- _Source information_:
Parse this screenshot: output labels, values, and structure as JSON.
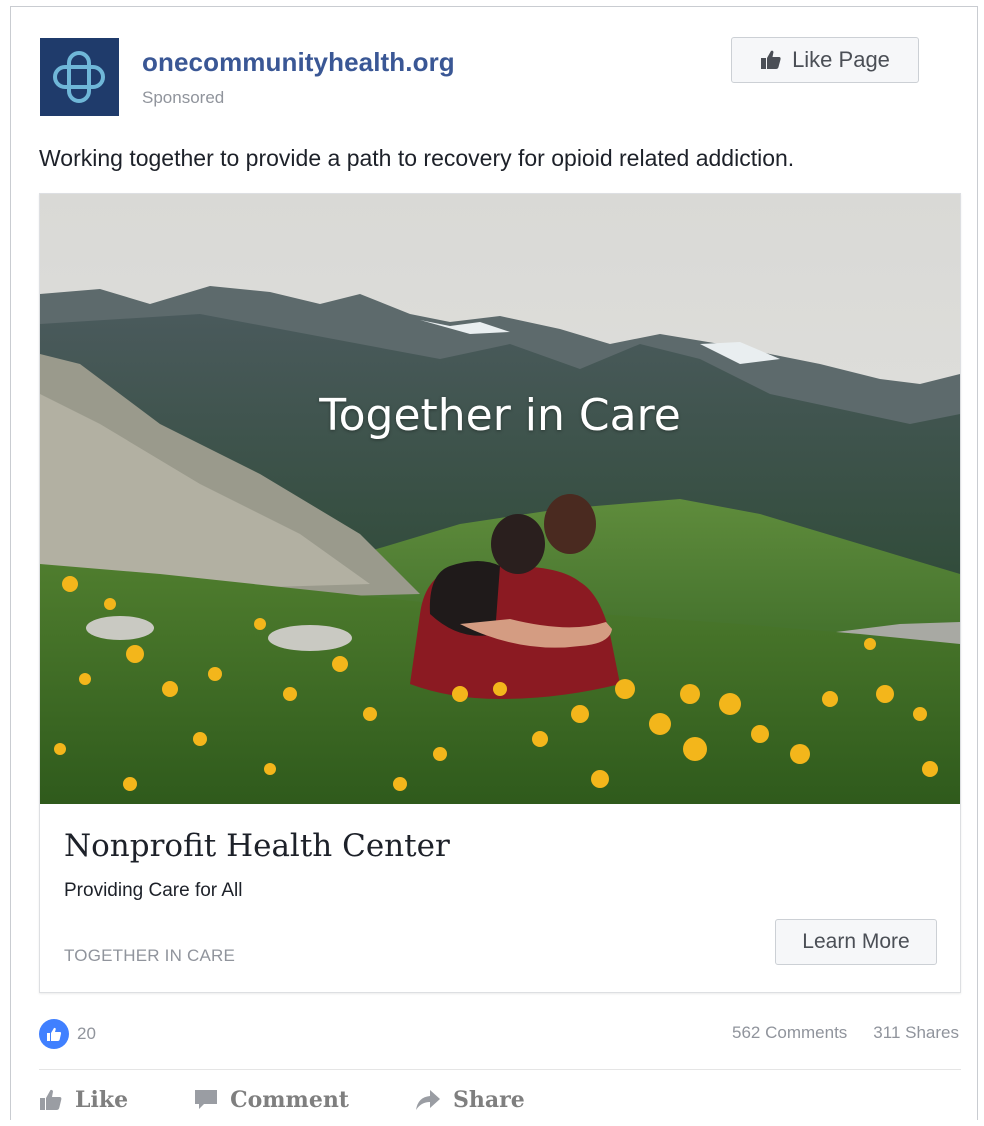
{
  "header": {
    "page_name": "onecommunityhealth.org",
    "sponsored_label": "Sponsored",
    "like_page_label": "Like Page",
    "logo_icon": "medical-cross-logo",
    "logo_color": "#1f3b6b"
  },
  "post": {
    "text": "Working together to provide a path to recovery for opioid related addiction."
  },
  "ad": {
    "image_overlay_text": "Together in Care",
    "title": "Nonprofit Health Center",
    "description": "Providing Care for All",
    "domain_caption": "TOGETHER IN CARE",
    "cta_label": "Learn More"
  },
  "engagement": {
    "like_count": "20",
    "comments": "562 Comments",
    "shares": "311 Shares"
  },
  "actions": {
    "like": "Like",
    "comment": "Comment",
    "share": "Share"
  },
  "colors": {
    "link_blue": "#3a5795",
    "reaction_blue": "#4080ff",
    "muted": "#90949c"
  }
}
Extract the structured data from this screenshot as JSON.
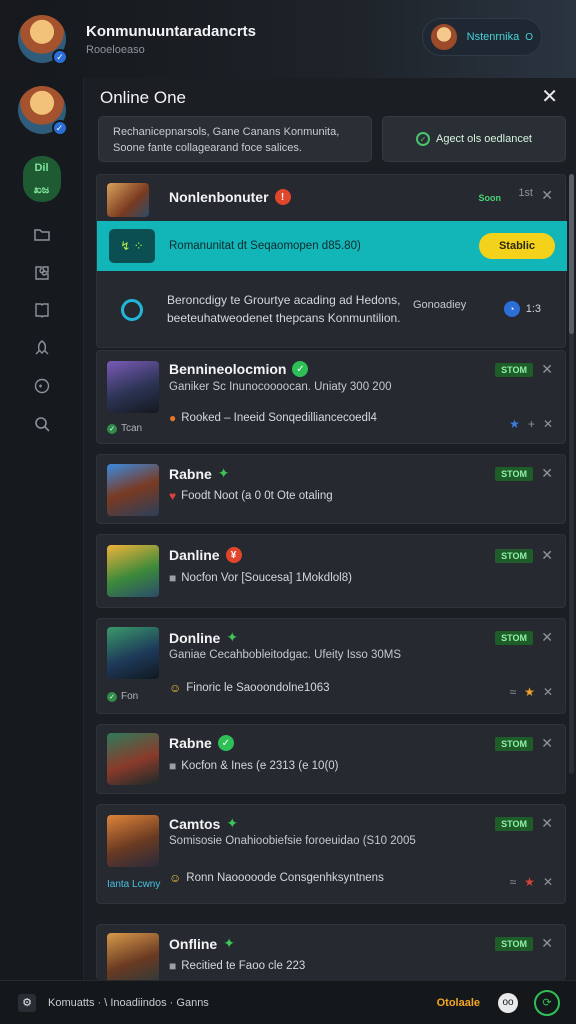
{
  "header": {
    "title": "Konmunuuntaradancrts",
    "subtitle": "Rooeloeaso",
    "user_name": "Nstenrnika",
    "user_status": "O"
  },
  "sidebar": {
    "pill_top": "Dil",
    "pill_bottom": "ಖಜ"
  },
  "panel": {
    "title": "Online One",
    "close": "✕",
    "info_text": "Rechanicepnarsols, Gane Canans Konmunita, Soone fante collagearand foce salices.",
    "select_label": "Agect ols oedlancet"
  },
  "highlight": {
    "title": "Nonlenbonuter",
    "tag": "Soon",
    "tag_extra": "1st",
    "teal_icon": "↯ ⁘",
    "teal_text": "Romanunitat dt Seqaomopen d85.80)",
    "play_label": "Stablic",
    "desc": "Beroncdigy te Grourtye acading ad Hedons, beeteuhatweodenet thepcans Konmuntilion.",
    "desc_right": "Gonoadiey",
    "score": "1:3"
  },
  "cards": [
    {
      "title": "Bennineolocmion",
      "badge": "ok",
      "line": "Ganiker Sc Inunocoooocan. Uniaty 300 200",
      "sub": "Rooked – Ineeid Sonqedilliancecoedl4",
      "tag": "STOM",
      "side": "Tcan"
    },
    {
      "title": "Rabne",
      "badge": "leaf",
      "line": "",
      "sub": "Foodt Noot (a 0 0t Ote otaling",
      "tag": "STOM",
      "side": ""
    },
    {
      "title": "Danline",
      "badge": "warn",
      "line": "",
      "sub": "Nocfon Vor [Soucesa] 1Mokdlol8)",
      "tag": "STOM",
      "side": ""
    },
    {
      "title": "Donline",
      "badge": "leaf",
      "line": "Ganiae Cecahbobleitodgac. Ufeity Isso 30MS",
      "sub": "Finoric le Saooondolne1063",
      "tag": "STOM",
      "side": "Fon"
    },
    {
      "title": "Rabne",
      "badge": "ok",
      "line": "",
      "sub": "Kocfon & Ines (e 2313 (e 10(0)",
      "tag": "STOM",
      "side": ""
    },
    {
      "title": "Camtos",
      "badge": "leaf",
      "line": "Somisosie Onahioobiefsie foroeuidao (S10 2005",
      "sub": "Ronn Naooooode Consgenhksyntnens",
      "tag": "STOM",
      "side": "Ianta Lcwny"
    },
    {
      "title": "Onfline",
      "badge": "leaf",
      "line": "",
      "sub": "Recitied te Faoo cle 223",
      "tag": "STOM",
      "side": ""
    }
  ],
  "footer": {
    "icon": "⚙",
    "text": "Komuatts · \\ Inoadiindos · Ganns",
    "status": "Otolaale",
    "btn1": "oo",
    "btn2": "⟳"
  },
  "colors": {
    "accent_teal": "#12b6b8",
    "play_yellow": "#f4d21c",
    "tag_green": "#1e5c2a",
    "ok_green": "#2fbf57",
    "warn_red": "#e0462b"
  }
}
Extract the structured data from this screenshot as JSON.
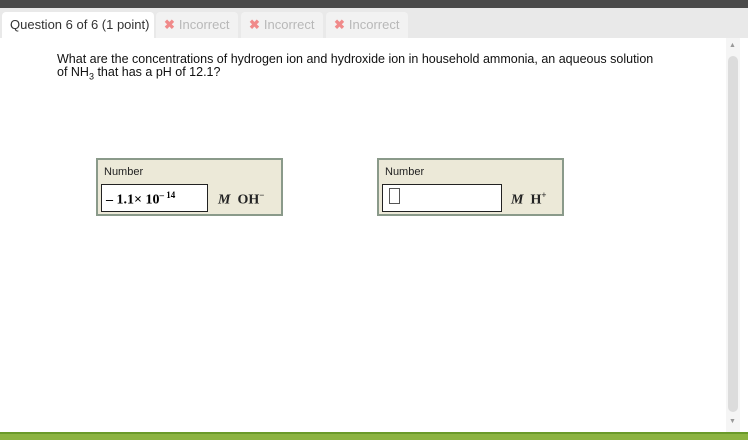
{
  "tabs": {
    "active": "Question 6 of 6 (1 point)",
    "attempts": [
      {
        "label": "Incorrect",
        "icon": "x-icon"
      },
      {
        "label": "Incorrect",
        "icon": "x-icon"
      },
      {
        "label": "Incorrect",
        "icon": "x-icon"
      }
    ]
  },
  "question": {
    "text_before": "What are the concentrations of hydrogen ion and hydroxide ion in household ammonia, an aqueous solution of NH",
    "sub": "3",
    "text_after": " that has a pH of 12.1?"
  },
  "answers": [
    {
      "label": "Number",
      "value_mantissa": "– 1.1× 10",
      "value_exp": "– 14",
      "unit": "M",
      "species": "OH",
      "charge": "−"
    },
    {
      "label": "Number",
      "value": "",
      "unit": "M",
      "species": "H",
      "charge": "+"
    }
  ],
  "colors": {
    "accent": "#8cb341",
    "incorrect": "#f08a8a"
  }
}
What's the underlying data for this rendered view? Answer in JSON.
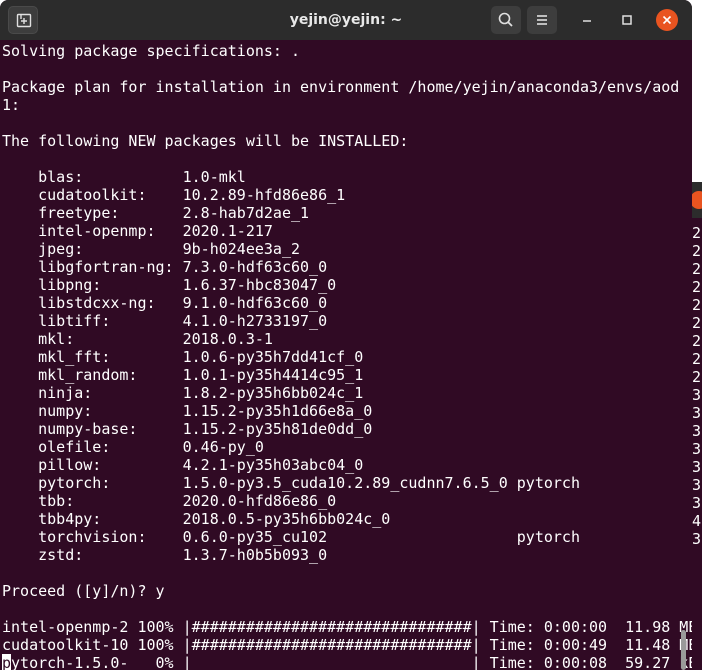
{
  "window": {
    "title": "yejin@yejin: ~"
  },
  "titlebar_icons": {
    "new_tab": "new-tab-icon",
    "search": "search-icon",
    "menu": "hamburger-menu-icon",
    "minimize": "minimize-icon",
    "maximize": "maximize-icon",
    "close": "close-icon"
  },
  "colors": {
    "terminal_background": "#300a24",
    "titlebar": "#2c2c2c",
    "close_button": "#e95420",
    "text": "#ffffff"
  },
  "terminal": {
    "lines": [
      "Solving package specifications: .",
      "",
      "Package plan for installation in environment /home/yejin/anaconda3/envs/aod",
      "1:",
      "",
      "The following NEW packages will be INSTALLED:",
      "",
      "    blas:           1.0-mkl",
      "    cudatoolkit:    10.2.89-hfd86e86_1",
      "    freetype:       2.8-hab7d2ae_1",
      "    intel-openmp:   2020.1-217",
      "    jpeg:           9b-h024ee3a_2",
      "    libgfortran-ng: 7.3.0-hdf63c60_0",
      "    libpng:         1.6.37-hbc83047_0",
      "    libstdcxx-ng:   9.1.0-hdf63c60_0",
      "    libtiff:        4.1.0-h2733197_0",
      "    mkl:            2018.0.3-1",
      "    mkl_fft:        1.0.6-py35h7dd41cf_0",
      "    mkl_random:     1.0.1-py35h4414c95_1",
      "    ninja:          1.8.2-py35h6bb024c_1",
      "    numpy:          1.15.2-py35h1d66e8a_0",
      "    numpy-base:     1.15.2-py35h81de0dd_0",
      "    olefile:        0.46-py_0",
      "    pillow:         4.2.1-py35h03abc04_0",
      "    pytorch:        1.5.0-py3.5_cuda10.2.89_cudnn7.6.5_0 pytorch",
      "    tbb:            2020.0-hfd86e86_0",
      "    tbb4py:         2018.0.5-py35h6bb024c_0",
      "    torchvision:    0.6.0-py35_cu102                     pytorch",
      "    zstd:           1.3.7-h0b5b093_0",
      "",
      "Proceed ([y]/n)? y",
      "",
      "intel-openmp-2 100% |###############################| Time: 0:00:00  11.98 MB/s",
      "cudatoolkit-10 100% |###############################| Time: 0:00:49  11.48 MB/s"
    ],
    "last_line_cursor_char": "p",
    "last_line_rest": "ytorch-1.5.0-   0% |                               | Time: 0:00:08  59.27 kB/s"
  },
  "background_window": {
    "visible_chars": [
      "2",
      "2",
      "2",
      "2",
      "2",
      "2",
      "2",
      "2",
      "2",
      "3",
      "3",
      "3",
      "3",
      "3",
      "3",
      "3",
      "4",
      "3"
    ]
  }
}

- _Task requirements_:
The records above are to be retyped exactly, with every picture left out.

- _Solution_:
Parse this screenshot: output labels, values, and structure as JSON.
{
  "header": {
    "page_name": "onecommunityhealth.org",
    "sponsored_label": "Sponsored",
    "like_page_label": "Like Page",
    "logo_icon": "medical-cross-logo",
    "logo_color": "#1f3b6b"
  },
  "post": {
    "text": "Working together to provide a path to recovery for opioid related addiction."
  },
  "ad": {
    "image_overlay_text": "Together in Care",
    "title": "Nonprofit Health Center",
    "description": "Providing Care for All",
    "domain_caption": "TOGETHER IN CARE",
    "cta_label": "Learn More"
  },
  "engagement": {
    "like_count": "20",
    "comments": "562 Comments",
    "shares": "311 Shares"
  },
  "actions": {
    "like": "Like",
    "comment": "Comment",
    "share": "Share"
  },
  "colors": {
    "link_blue": "#3a5795",
    "reaction_blue": "#4080ff",
    "muted": "#90949c"
  }
}
Extract the structured data from this screenshot as JSON.
{
  "header": {
    "title": "Konmunuuntaradancrts",
    "subtitle": "Rooeloeaso",
    "user_name": "Nstenrnika",
    "user_status": "O"
  },
  "sidebar": {
    "pill_top": "Dil",
    "pill_bottom": "ಖಜ"
  },
  "panel": {
    "title": "Online One",
    "close": "✕",
    "info_text": "Rechanicepnarsols, Gane Canans Konmunita, Soone fante collagearand foce salices.",
    "select_label": "Agect ols oedlancet"
  },
  "highlight": {
    "title": "Nonlenbonuter",
    "tag": "Soon",
    "tag_extra": "1st",
    "teal_icon": "↯ ⁘",
    "teal_text": "Romanunitat dt Seqaomopen d85.80)",
    "play_label": "Stablic",
    "desc": "Beroncdigy te Grourtye acading ad Hedons, beeteuhatweodenet thepcans Konmuntilion.",
    "desc_right": "Gonoadiey",
    "score": "1:3"
  },
  "cards": [
    {
      "title": "Bennineolocmion",
      "badge": "ok",
      "line": "Ganiker Sc Inunocoooocan. Uniaty 300 200",
      "sub": "Rooked – Ineeid Sonqedilliancecoedl4",
      "tag": "STOM",
      "side": "Tcan"
    },
    {
      "title": "Rabne",
      "badge": "leaf",
      "line": "",
      "sub": "Foodt Noot (a 0 0t Ote otaling",
      "tag": "STOM",
      "side": ""
    },
    {
      "title": "Danline",
      "badge": "warn",
      "line": "",
      "sub": "Nocfon Vor [Soucesa] 1Mokdlol8)",
      "tag": "STOM",
      "side": ""
    },
    {
      "title": "Donline",
      "badge": "leaf",
      "line": "Ganiae Cecahbobleitodgac. Ufeity Isso 30MS",
      "sub": "Finoric le Saooondolne1063",
      "tag": "STOM",
      "side": "Fon"
    },
    {
      "title": "Rabne",
      "badge": "ok",
      "line": "",
      "sub": "Kocfon & Ines (e 2313 (e 10(0)",
      "tag": "STOM",
      "side": ""
    },
    {
      "title": "Camtos",
      "badge": "leaf",
      "line": "Somisosie Onahioobiefsie foroeuidao (S10 2005",
      "sub": "Ronn Naooooode Consgenhksyntnens",
      "tag": "STOM",
      "side": "Ianta Lcwny"
    },
    {
      "title": "Onfline",
      "badge": "leaf",
      "line": "",
      "sub": "Recitied te Faoo cle 223",
      "tag": "STOM",
      "side": ""
    }
  ],
  "footer": {
    "icon": "⚙",
    "text": "Komuatts · \\ Inoadiindos · Ganns",
    "status": "Otolaale",
    "btn1": "oo",
    "btn2": "⟳"
  },
  "colors": {
    "accent_teal": "#12b6b8",
    "play_yellow": "#f4d21c",
    "tag_green": "#1e5c2a",
    "ok_green": "#2fbf57",
    "warn_red": "#e0462b"
  }
}
Extract the structured data from this screenshot as JSON.
{
  "tabs": {
    "active": "Question 6 of 6 (1 point)",
    "attempts": [
      {
        "label": "Incorrect",
        "icon": "x-icon"
      },
      {
        "label": "Incorrect",
        "icon": "x-icon"
      },
      {
        "label": "Incorrect",
        "icon": "x-icon"
      }
    ]
  },
  "question": {
    "text_before": "What are the concentrations of hydrogen ion and hydroxide ion in household ammonia, an aqueous solution of NH",
    "sub": "3",
    "text_after": " that has a pH of 12.1?"
  },
  "answers": [
    {
      "label": "Number",
      "value_mantissa": "– 1.1× 10",
      "value_exp": "– 14",
      "unit": "M",
      "species": "OH",
      "charge": "−"
    },
    {
      "label": "Number",
      "value": "",
      "unit": "M",
      "species": "H",
      "charge": "+"
    }
  ],
  "colors": {
    "accent": "#8cb341",
    "incorrect": "#f08a8a"
  }
}
What's the underlying data for this rendered view? Answer in JSON.
{
  "window": {
    "title": "yejin@yejin: ~"
  },
  "titlebar_icons": {
    "new_tab": "new-tab-icon",
    "search": "search-icon",
    "menu": "hamburger-menu-icon",
    "minimize": "minimize-icon",
    "maximize": "maximize-icon",
    "close": "close-icon"
  },
  "colors": {
    "terminal_background": "#300a24",
    "titlebar": "#2c2c2c",
    "close_button": "#e95420",
    "text": "#ffffff"
  },
  "terminal": {
    "lines": [
      "Solving package specifications: .",
      "",
      "Package plan for installation in environment /home/yejin/anaconda3/envs/aod",
      "1:",
      "",
      "The following NEW packages will be INSTALLED:",
      "",
      "    blas:           1.0-mkl",
      "    cudatoolkit:    10.2.89-hfd86e86_1",
      "    freetype:       2.8-hab7d2ae_1",
      "    intel-openmp:   2020.1-217",
      "    jpeg:           9b-h024ee3a_2",
      "    libgfortran-ng: 7.3.0-hdf63c60_0",
      "    libpng:         1.6.37-hbc83047_0",
      "    libstdcxx-ng:   9.1.0-hdf63c60_0",
      "    libtiff:        4.1.0-h2733197_0",
      "    mkl:            2018.0.3-1",
      "    mkl_fft:        1.0.6-py35h7dd41cf_0",
      "    mkl_random:     1.0.1-py35h4414c95_1",
      "    ninja:          1.8.2-py35h6bb024c_1",
      "    numpy:          1.15.2-py35h1d66e8a_0",
      "    numpy-base:     1.15.2-py35h81de0dd_0",
      "    olefile:        0.46-py_0",
      "    pillow:         4.2.1-py35h03abc04_0",
      "    pytorch:        1.5.0-py3.5_cuda10.2.89_cudnn7.6.5_0 pytorch",
      "    tbb:            2020.0-hfd86e86_0",
      "    tbb4py:         2018.0.5-py35h6bb024c_0",
      "    torchvision:    0.6.0-py35_cu102                     pytorch",
      "    zstd:           1.3.7-h0b5b093_0",
      "",
      "Proceed ([y]/n)? y",
      "",
      "intel-openmp-2 100% |###############################| Time: 0:00:00  11.98 MB/s",
      "cudatoolkit-10 100% |###############################| Time: 0:00:49  11.48 MB/s"
    ],
    "last_line_cursor_char": "p",
    "last_line_rest": "ytorch-1.5.0-   0% |                               | Time: 0:00:08  59.27 kB/s"
  },
  "background_window": {
    "visible_chars": [
      "2",
      "2",
      "2",
      "2",
      "2",
      "2",
      "2",
      "2",
      "2",
      "3",
      "3",
      "3",
      "3",
      "3",
      "3",
      "3",
      "4",
      "3"
    ]
  }
}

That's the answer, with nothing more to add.